### TASK
Reproduce, word for word, all of the records; the pictures stay out.

[Stored dataset items]
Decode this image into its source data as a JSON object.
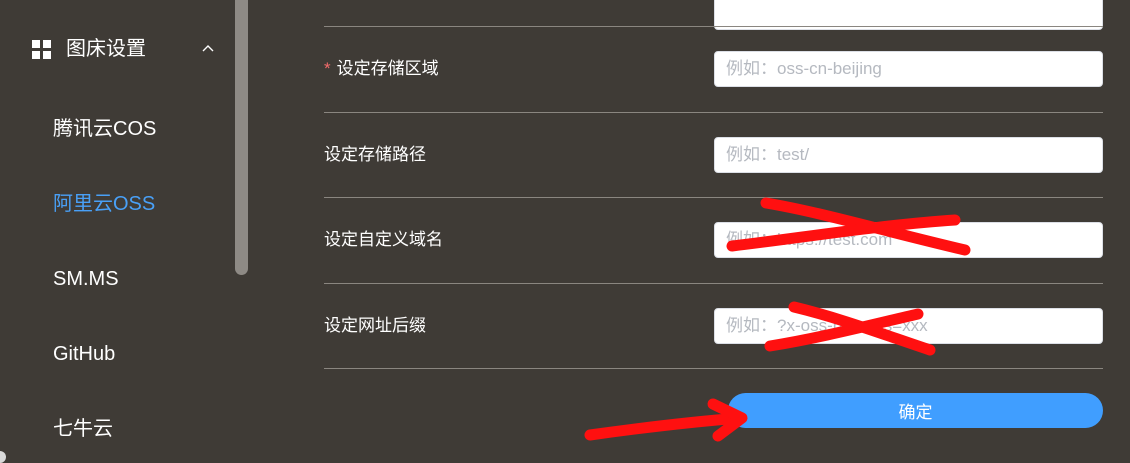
{
  "sidebar": {
    "group": {
      "label": "图床设置",
      "icon": "grid-icon",
      "expanded": true
    },
    "items": [
      {
        "label": "腾讯云COS",
        "active": false
      },
      {
        "label": "阿里云OSS",
        "active": true
      },
      {
        "label": "SM.MS",
        "active": false
      },
      {
        "label": "GitHub",
        "active": false
      },
      {
        "label": "七牛云",
        "active": false
      }
    ]
  },
  "form": {
    "region": {
      "label": "设定存储区域",
      "required": true,
      "value": "",
      "placeholder": "例如：oss-cn-beijing"
    },
    "path": {
      "label": "设定存储路径",
      "required": false,
      "value": "",
      "placeholder": "例如：test/"
    },
    "domain": {
      "label": "设定自定义域名",
      "required": false,
      "value": "",
      "placeholder": "例如：https://test.com"
    },
    "suffix": {
      "label": "设定网址后缀",
      "required": false,
      "value": "",
      "placeholder": "例如：?x-oss-process=xxx"
    },
    "confirm_label": "确定"
  },
  "colors": {
    "background": "#3f3b36",
    "accent": "#409eff",
    "active_text": "#49a0f7",
    "required_star": "#f56c6c",
    "annotation": "#ff1010"
  }
}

### SOLVED PROBLEM
Decode this image into its source data as a JSON object.
{
  "sidebar": {
    "group": {
      "label": "图床设置",
      "icon": "grid-icon",
      "expanded": true
    },
    "items": [
      {
        "label": "腾讯云COS",
        "active": false
      },
      {
        "label": "阿里云OSS",
        "active": true
      },
      {
        "label": "SM.MS",
        "active": false
      },
      {
        "label": "GitHub",
        "active": false
      },
      {
        "label": "七牛云",
        "active": false
      }
    ]
  },
  "form": {
    "region": {
      "label": "设定存储区域",
      "required": true,
      "value": "",
      "placeholder": "例如：oss-cn-beijing"
    },
    "path": {
      "label": "设定存储路径",
      "required": false,
      "value": "",
      "placeholder": "例如：test/"
    },
    "domain": {
      "label": "设定自定义域名",
      "required": false,
      "value": "",
      "placeholder": "例如：https://test.com"
    },
    "suffix": {
      "label": "设定网址后缀",
      "required": false,
      "value": "",
      "placeholder": "例如：?x-oss-process=xxx"
    },
    "confirm_label": "确定"
  },
  "colors": {
    "background": "#3f3b36",
    "accent": "#409eff",
    "active_text": "#49a0f7",
    "required_star": "#f56c6c",
    "annotation": "#ff1010"
  }
}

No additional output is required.